          • The Dude Abides

            So therefore, under your premise, the only pure investment that does not entail “rivalry of consumption” comes from the private sector. That makes sense to me. However, under such theory, where are the tax dollars to be spent?? In every conceivable expenditure, there is a conflict of consumption. For sewers v. septic tanks, home schooling v. public education, etc. In effect, you are advocating the abolition of any true tax or public expenditure. And to reiterate, that leaves those without, further without.

            John, we are talking theory here. Your comments on Longshore v. Baron’s South don’t apply. Further, your words on the public trough drying up are well taken. However, you might want to look at the possibility that the government is a reflection of its constituents who can’t seem to spend enough or stay out of debt themselves. If we follow Emma’s logical advocacy of personal responsibility, the government is merely doing what we want it to do for they are merely taking care of themselves.

          • Mr. Abides, you are right on the mark, the spending habits of our government do reflect the spending habits and preferences of the typical citizen.
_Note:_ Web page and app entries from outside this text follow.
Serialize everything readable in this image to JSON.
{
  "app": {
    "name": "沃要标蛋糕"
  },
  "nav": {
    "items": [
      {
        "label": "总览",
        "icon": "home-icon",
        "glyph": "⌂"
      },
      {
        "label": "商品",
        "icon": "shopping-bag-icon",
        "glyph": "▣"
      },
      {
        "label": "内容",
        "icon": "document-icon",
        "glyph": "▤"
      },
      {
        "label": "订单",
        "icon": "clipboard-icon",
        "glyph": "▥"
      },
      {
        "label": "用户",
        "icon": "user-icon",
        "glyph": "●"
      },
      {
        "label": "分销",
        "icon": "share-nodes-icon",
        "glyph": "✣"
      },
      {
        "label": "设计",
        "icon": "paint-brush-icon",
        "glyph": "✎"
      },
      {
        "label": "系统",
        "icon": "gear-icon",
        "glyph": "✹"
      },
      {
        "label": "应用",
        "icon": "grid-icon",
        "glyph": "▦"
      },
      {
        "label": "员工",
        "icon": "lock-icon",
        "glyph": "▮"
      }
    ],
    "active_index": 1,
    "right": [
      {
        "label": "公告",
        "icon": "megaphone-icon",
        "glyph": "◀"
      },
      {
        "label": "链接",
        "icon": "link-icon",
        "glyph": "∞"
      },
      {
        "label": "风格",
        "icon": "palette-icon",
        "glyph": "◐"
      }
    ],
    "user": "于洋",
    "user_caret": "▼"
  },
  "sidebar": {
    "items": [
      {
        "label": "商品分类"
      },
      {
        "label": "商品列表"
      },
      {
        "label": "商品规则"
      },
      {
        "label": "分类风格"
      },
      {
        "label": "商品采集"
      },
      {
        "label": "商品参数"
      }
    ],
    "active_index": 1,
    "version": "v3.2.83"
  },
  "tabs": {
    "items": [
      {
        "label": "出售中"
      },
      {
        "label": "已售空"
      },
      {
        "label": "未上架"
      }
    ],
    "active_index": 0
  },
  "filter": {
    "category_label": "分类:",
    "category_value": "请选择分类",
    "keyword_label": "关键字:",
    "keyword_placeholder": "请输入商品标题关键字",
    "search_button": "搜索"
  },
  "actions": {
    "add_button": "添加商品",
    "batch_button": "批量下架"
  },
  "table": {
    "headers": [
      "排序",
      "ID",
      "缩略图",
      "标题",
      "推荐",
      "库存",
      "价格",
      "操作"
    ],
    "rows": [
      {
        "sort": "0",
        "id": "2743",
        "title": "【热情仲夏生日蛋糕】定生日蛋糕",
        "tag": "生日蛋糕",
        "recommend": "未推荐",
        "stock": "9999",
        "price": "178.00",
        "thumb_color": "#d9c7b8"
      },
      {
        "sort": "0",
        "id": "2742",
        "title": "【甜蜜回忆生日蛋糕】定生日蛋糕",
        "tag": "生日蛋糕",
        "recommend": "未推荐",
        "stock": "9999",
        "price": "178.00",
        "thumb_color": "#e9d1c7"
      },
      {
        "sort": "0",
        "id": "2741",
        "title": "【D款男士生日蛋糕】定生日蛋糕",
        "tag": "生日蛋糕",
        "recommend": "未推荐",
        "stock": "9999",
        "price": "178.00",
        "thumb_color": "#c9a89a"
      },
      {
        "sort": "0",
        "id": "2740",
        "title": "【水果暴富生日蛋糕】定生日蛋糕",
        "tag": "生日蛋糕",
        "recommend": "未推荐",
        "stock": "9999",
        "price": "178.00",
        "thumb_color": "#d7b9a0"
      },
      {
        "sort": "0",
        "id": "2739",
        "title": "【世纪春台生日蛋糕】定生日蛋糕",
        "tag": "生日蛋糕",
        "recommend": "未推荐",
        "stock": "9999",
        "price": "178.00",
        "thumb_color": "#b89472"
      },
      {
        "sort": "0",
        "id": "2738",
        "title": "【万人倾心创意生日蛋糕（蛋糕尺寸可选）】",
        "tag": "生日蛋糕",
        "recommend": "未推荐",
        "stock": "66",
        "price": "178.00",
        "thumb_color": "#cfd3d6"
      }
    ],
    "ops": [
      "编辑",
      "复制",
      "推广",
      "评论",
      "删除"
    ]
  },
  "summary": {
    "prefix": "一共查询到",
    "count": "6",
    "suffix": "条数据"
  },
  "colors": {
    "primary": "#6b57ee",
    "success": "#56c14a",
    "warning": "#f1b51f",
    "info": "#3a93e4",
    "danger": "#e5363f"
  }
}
Most want more and they would prefer that others pay for whatever it is they want; the free ice cream model of government. From time-to-time, adherence to the model generates unfortunate consequences as we can see in Greece, and Spain, and Portugal, etc., etc. In the US, the ruling class has convinced the typical voter that no matter what they want, someone else can be found to pay for it; most often OPM to be supplied by those evil rich people. We punish those who manage to earn above average incomes and reward those who cannot; the bottom 47% of the income distribution pay no federal income taxes.

            With rspect to your public policy concerns, you might note that with all of the effort to bring about through force a redistribution of income, the number of poor people reached its highest level on record in 2009. Moreover, even though we embarked on an effort to improve the lot of the “have nots” at the expense of the “haves” the poor are still with us. Maybe we should rethink the robbing Peter to pay Paul approach to public policy. All other things being equal, if you tax incomes you get less income in aggregate, if you tax investment there is less investment. If you raise the price of labor the demand for labor declines. Maybe Ears should think about calling back Summers and recasting his economic policies.

            As you can see from reading Samuelson’s definition of a public good,”renovating” downtown Westport is not a public good, by definition. Longshore is not a public good by definition. You may want to “renovate” downtown at public expense to suit your tastes or play a round of golf at public expense, but that does not make either activity a public good .

          • The Dude Abides

            Maybe we should play a round some day, Emma?? Perhaps to calculate whether a public good can be a private investment???
            I play to an 8 and always Wednesdays. Let me know.

          • A Wednesday after next week would be fine. Just let me know.

          • The Dude Abides

            6/8. Done. Will advise tee time.

  6. There is money to be made in over developing downtown. The downtown real estate owners and the developers will not let this “opportunity” pass. It is very sad that the Democratic P&Z and 1st Selectman are taking a proactive position promoting development and sprawl in Westport. Where is the sensible counter to this – it’s certainly not going to come from the Westport Democrats, as their standard bearer is a downtown property owner himself. And, it’s certainly not going to come from the Westport GOP – because nothing sensible ever comes from them.